### Try it
Tell how many lines in the data below hold the string "this"; give nothing but the number.

### Dataset
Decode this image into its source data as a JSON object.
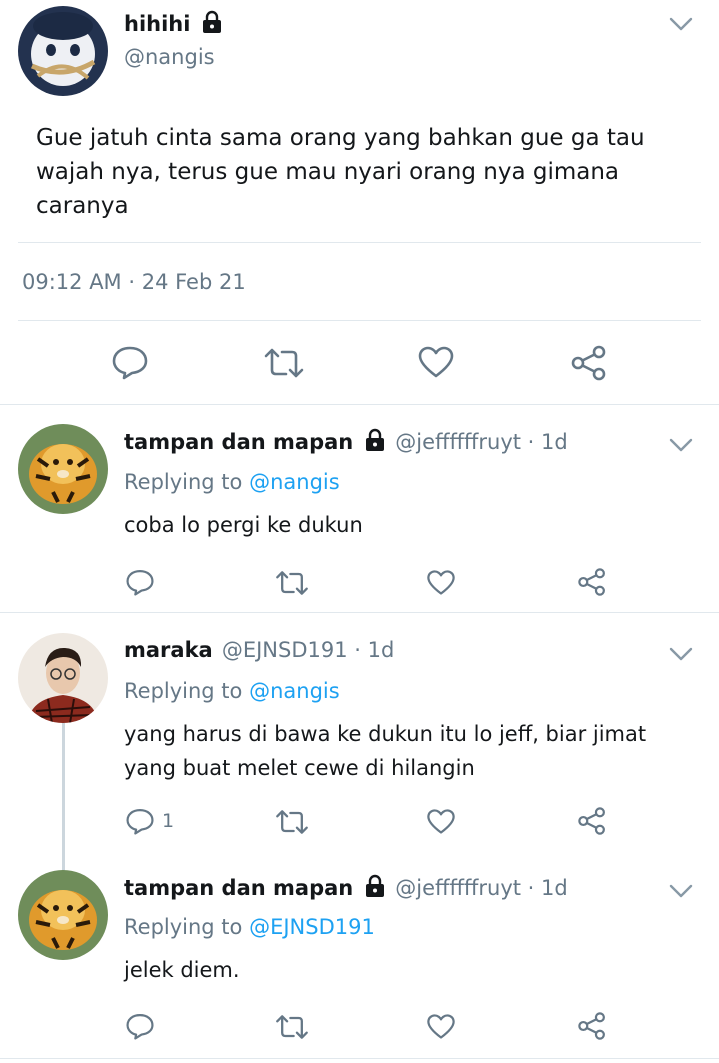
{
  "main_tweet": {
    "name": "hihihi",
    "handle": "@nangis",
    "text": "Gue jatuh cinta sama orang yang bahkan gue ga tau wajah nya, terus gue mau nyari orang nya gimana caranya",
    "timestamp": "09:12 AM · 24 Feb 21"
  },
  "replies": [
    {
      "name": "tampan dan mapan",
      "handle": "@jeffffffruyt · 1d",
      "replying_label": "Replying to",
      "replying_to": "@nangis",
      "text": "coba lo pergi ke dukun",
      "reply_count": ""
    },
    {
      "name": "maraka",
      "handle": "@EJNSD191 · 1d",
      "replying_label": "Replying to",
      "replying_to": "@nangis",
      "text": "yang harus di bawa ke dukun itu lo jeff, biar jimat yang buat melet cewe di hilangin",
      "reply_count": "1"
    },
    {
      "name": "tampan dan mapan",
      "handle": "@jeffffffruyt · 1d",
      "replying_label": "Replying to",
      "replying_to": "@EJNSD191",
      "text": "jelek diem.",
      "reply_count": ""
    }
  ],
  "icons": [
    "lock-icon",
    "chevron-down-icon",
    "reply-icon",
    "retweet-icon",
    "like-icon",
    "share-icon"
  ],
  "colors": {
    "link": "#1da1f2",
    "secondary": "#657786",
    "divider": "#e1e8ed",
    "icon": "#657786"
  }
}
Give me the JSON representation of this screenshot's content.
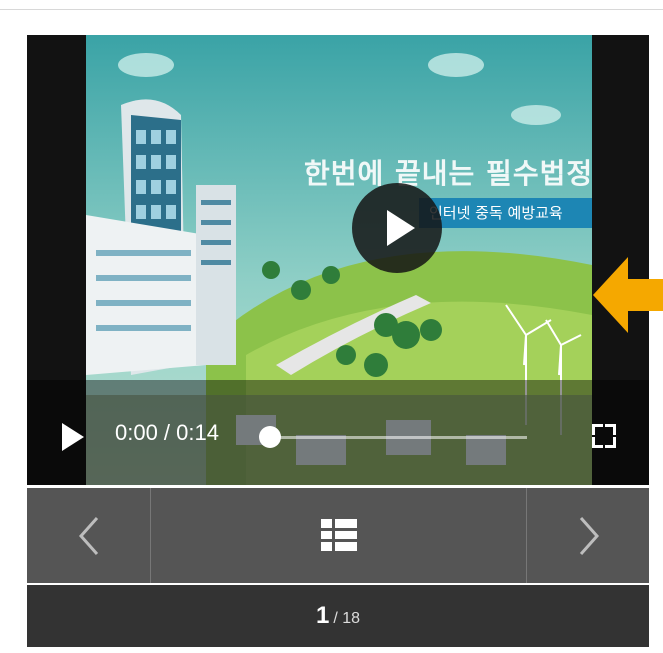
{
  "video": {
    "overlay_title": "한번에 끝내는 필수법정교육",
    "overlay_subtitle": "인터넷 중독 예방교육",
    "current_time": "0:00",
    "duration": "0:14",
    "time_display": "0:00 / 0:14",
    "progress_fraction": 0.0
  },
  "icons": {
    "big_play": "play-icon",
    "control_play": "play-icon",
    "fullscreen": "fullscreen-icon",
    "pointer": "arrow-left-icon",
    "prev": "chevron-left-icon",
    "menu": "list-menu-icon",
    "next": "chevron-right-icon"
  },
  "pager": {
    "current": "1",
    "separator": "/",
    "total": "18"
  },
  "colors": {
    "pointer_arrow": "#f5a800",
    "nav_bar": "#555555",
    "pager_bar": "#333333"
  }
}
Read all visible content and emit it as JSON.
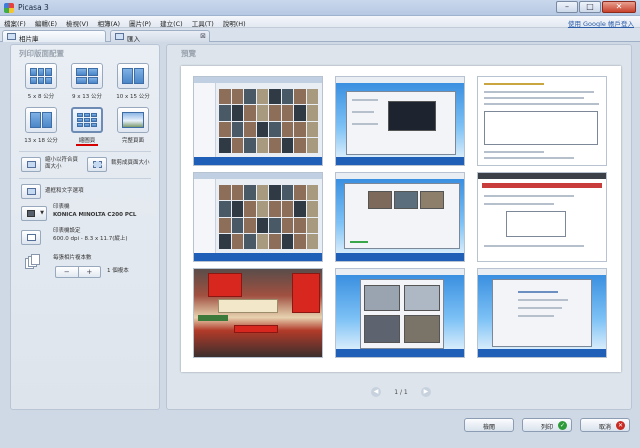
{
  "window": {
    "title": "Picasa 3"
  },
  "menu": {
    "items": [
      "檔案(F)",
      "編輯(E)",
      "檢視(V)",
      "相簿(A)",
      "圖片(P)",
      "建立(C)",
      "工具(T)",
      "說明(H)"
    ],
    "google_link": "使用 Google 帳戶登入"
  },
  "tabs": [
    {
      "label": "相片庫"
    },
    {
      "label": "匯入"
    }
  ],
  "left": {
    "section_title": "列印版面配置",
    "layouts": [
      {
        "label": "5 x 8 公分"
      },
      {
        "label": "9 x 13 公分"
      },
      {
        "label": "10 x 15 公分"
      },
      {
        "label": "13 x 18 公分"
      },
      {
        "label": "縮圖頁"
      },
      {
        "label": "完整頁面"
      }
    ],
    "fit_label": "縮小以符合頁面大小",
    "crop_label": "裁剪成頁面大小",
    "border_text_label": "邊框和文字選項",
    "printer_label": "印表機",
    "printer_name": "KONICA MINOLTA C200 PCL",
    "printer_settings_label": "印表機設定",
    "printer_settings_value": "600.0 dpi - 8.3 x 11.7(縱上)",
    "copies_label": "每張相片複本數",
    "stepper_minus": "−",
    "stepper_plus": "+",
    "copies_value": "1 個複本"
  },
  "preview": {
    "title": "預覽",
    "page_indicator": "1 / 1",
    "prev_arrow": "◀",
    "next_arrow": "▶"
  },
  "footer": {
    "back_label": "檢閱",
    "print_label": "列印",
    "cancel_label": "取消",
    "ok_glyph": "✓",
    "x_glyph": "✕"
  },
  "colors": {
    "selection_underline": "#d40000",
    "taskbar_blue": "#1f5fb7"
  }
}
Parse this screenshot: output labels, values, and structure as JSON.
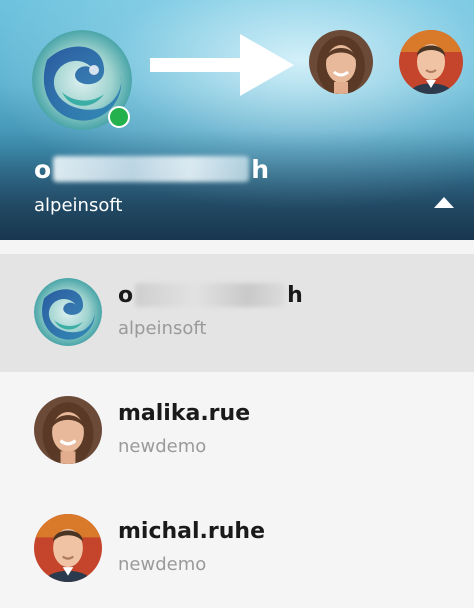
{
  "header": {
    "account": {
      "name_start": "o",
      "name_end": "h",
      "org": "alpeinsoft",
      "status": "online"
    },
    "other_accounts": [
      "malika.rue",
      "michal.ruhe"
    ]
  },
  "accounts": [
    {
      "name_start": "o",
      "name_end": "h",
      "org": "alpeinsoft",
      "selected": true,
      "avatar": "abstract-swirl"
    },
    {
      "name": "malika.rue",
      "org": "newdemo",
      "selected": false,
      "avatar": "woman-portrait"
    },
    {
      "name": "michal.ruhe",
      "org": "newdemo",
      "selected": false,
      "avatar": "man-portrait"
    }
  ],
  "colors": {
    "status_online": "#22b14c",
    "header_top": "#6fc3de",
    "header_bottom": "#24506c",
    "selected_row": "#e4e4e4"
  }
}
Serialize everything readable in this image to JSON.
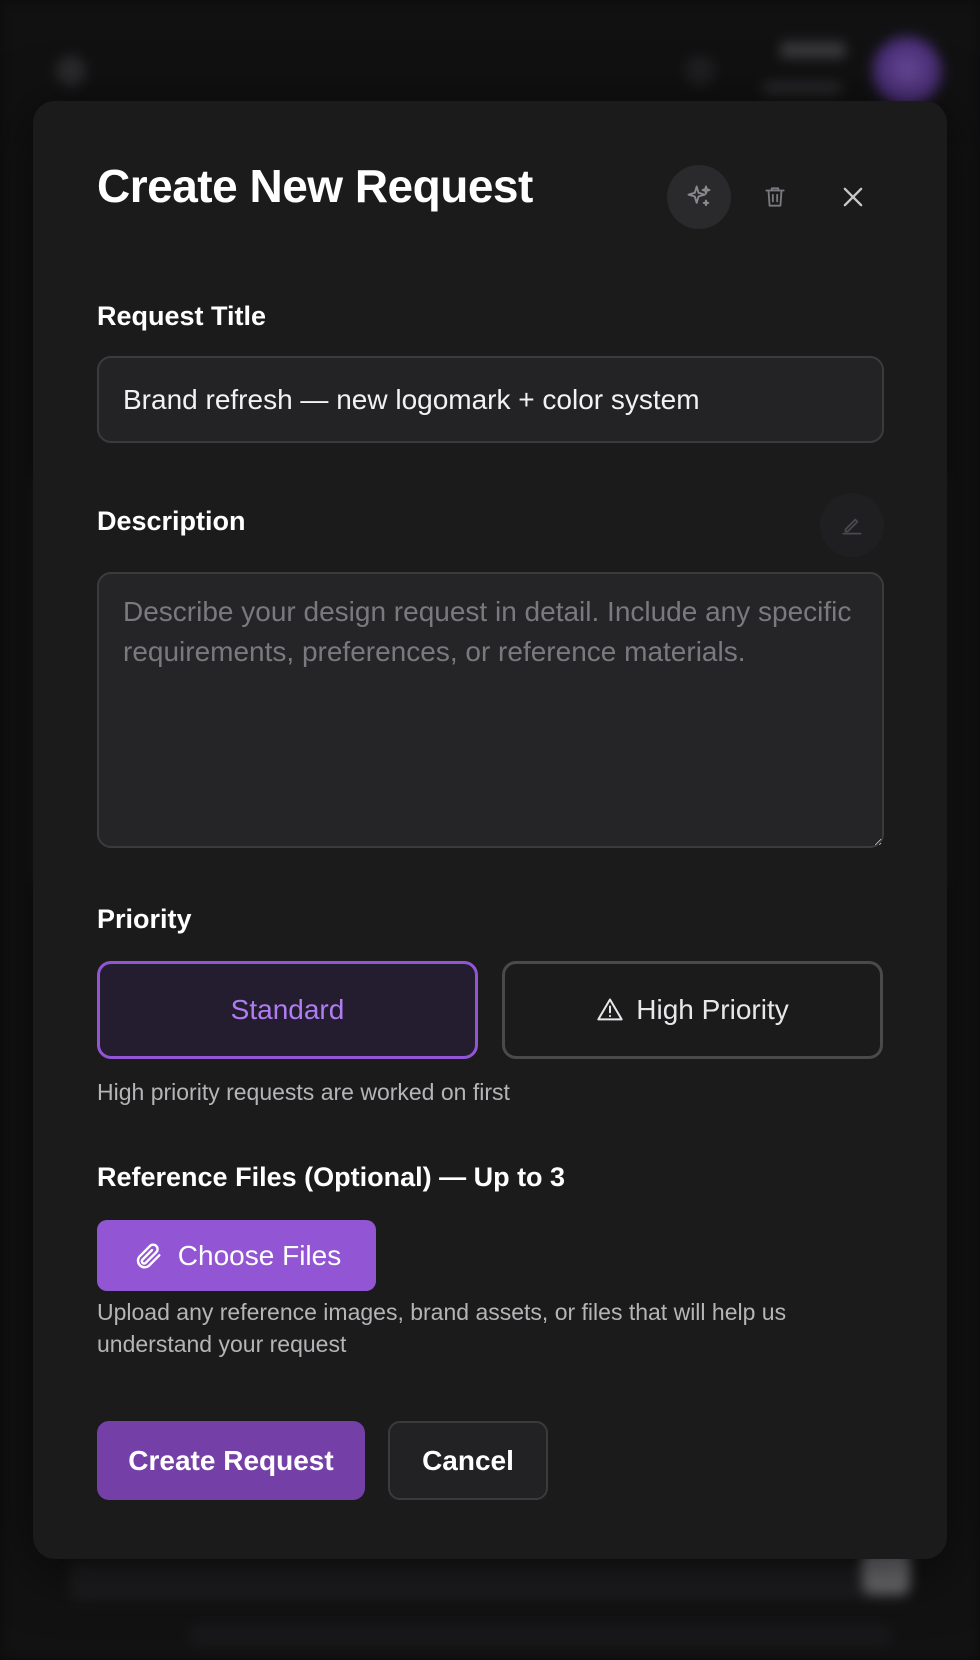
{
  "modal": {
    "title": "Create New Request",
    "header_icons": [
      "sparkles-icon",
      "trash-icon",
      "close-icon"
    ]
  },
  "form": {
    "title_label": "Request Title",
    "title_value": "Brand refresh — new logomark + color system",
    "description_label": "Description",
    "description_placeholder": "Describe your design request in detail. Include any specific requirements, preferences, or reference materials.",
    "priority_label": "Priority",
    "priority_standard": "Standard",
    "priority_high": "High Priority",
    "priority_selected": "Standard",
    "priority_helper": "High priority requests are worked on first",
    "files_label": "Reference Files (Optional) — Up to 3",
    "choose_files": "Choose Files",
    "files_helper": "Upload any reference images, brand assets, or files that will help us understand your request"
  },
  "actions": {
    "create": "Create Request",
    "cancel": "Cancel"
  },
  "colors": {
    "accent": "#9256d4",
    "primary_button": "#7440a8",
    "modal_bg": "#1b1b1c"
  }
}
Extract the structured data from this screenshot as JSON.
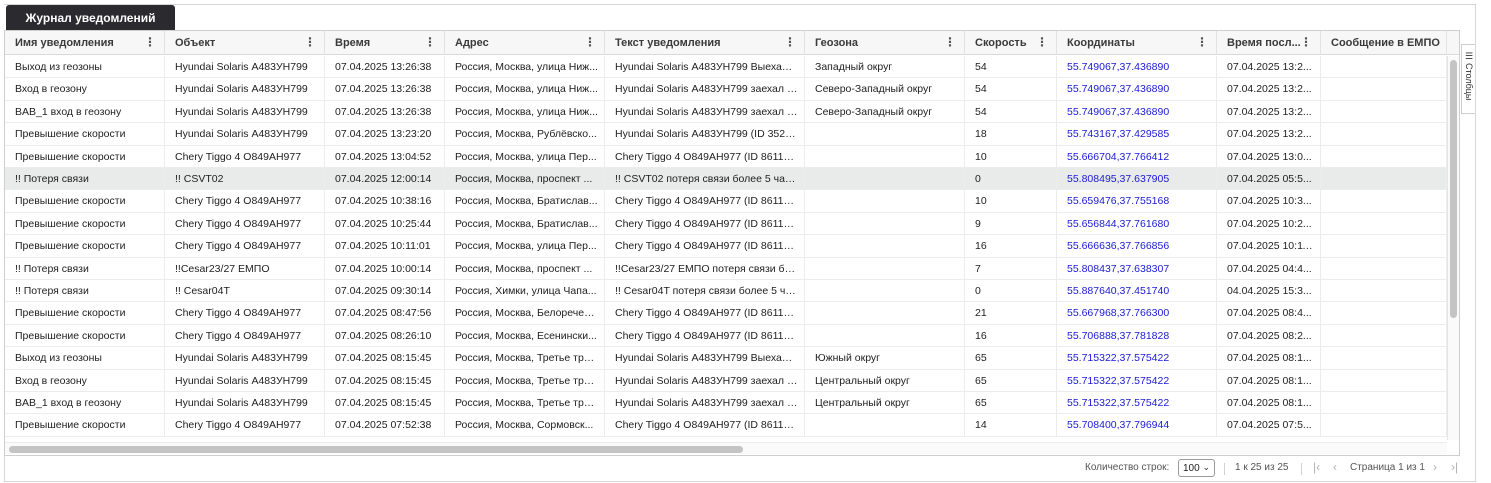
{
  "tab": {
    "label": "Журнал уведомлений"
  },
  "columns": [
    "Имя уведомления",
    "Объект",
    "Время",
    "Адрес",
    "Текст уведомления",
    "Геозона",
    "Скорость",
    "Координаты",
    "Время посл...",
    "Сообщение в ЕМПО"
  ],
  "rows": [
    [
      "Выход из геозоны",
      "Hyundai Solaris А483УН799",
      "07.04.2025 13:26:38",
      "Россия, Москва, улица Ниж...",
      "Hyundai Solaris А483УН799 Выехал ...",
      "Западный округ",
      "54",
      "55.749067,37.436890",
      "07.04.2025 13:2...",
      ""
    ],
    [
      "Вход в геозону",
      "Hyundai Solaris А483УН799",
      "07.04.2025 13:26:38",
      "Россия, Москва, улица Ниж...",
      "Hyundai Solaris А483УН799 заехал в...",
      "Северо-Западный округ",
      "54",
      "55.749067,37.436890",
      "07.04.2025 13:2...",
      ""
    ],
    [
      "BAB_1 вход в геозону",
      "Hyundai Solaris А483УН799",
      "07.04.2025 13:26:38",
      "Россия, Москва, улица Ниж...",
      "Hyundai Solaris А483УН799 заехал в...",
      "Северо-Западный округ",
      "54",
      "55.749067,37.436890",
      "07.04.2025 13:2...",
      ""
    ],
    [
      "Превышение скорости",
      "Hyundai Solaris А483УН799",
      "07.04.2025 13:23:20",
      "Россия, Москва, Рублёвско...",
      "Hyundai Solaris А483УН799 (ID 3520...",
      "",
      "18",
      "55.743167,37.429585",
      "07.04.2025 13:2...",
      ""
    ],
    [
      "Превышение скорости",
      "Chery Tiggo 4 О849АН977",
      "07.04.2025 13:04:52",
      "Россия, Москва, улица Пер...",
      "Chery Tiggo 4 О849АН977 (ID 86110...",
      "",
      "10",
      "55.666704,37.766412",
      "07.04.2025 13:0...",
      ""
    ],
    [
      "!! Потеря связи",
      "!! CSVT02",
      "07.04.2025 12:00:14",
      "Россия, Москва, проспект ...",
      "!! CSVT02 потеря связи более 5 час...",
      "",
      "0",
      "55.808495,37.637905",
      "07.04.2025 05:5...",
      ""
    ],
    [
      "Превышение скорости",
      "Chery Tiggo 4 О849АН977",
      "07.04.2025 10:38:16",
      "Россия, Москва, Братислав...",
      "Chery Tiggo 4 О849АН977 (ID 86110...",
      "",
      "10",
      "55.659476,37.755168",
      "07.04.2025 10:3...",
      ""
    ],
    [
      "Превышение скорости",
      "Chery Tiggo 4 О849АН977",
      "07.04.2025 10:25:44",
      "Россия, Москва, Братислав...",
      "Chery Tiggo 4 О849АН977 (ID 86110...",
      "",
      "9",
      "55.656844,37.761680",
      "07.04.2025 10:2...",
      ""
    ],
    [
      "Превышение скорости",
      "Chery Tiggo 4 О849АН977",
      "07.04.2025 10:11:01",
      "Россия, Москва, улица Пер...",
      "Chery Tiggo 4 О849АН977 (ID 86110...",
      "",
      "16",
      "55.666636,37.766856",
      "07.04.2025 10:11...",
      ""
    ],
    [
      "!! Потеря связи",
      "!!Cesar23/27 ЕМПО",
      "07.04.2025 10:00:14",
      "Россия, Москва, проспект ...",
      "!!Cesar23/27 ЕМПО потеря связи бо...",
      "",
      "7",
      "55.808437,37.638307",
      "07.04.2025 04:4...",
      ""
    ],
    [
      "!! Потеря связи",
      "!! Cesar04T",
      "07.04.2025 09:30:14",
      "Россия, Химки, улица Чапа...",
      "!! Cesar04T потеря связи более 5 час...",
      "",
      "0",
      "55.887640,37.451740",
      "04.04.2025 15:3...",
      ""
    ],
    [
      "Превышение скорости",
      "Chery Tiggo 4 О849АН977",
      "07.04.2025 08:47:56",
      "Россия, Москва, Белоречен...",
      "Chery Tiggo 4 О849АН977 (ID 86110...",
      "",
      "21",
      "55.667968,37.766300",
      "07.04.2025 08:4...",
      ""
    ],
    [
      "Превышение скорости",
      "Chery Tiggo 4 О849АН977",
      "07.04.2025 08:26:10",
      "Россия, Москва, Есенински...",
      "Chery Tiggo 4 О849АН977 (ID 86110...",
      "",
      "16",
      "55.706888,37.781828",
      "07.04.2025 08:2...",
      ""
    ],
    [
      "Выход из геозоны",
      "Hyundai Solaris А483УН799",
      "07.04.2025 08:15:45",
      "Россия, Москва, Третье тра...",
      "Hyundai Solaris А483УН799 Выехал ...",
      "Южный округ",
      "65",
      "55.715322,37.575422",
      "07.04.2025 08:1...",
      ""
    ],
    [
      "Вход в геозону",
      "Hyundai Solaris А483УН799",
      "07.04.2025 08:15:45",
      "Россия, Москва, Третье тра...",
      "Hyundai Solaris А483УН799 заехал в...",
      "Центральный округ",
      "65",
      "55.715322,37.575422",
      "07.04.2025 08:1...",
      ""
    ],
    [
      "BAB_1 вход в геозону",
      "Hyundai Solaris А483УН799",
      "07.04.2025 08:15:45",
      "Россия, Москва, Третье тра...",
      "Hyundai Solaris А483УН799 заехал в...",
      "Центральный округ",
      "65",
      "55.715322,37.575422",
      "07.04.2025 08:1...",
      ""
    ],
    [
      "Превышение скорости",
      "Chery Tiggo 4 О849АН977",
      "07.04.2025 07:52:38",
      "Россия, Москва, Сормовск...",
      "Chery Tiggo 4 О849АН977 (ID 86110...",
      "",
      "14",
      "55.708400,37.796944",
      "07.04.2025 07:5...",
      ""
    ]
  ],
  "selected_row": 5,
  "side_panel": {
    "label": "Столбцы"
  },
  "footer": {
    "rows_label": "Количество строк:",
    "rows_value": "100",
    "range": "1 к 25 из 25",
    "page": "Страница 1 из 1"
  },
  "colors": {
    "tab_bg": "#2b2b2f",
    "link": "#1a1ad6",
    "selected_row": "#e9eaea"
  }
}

### Written response
5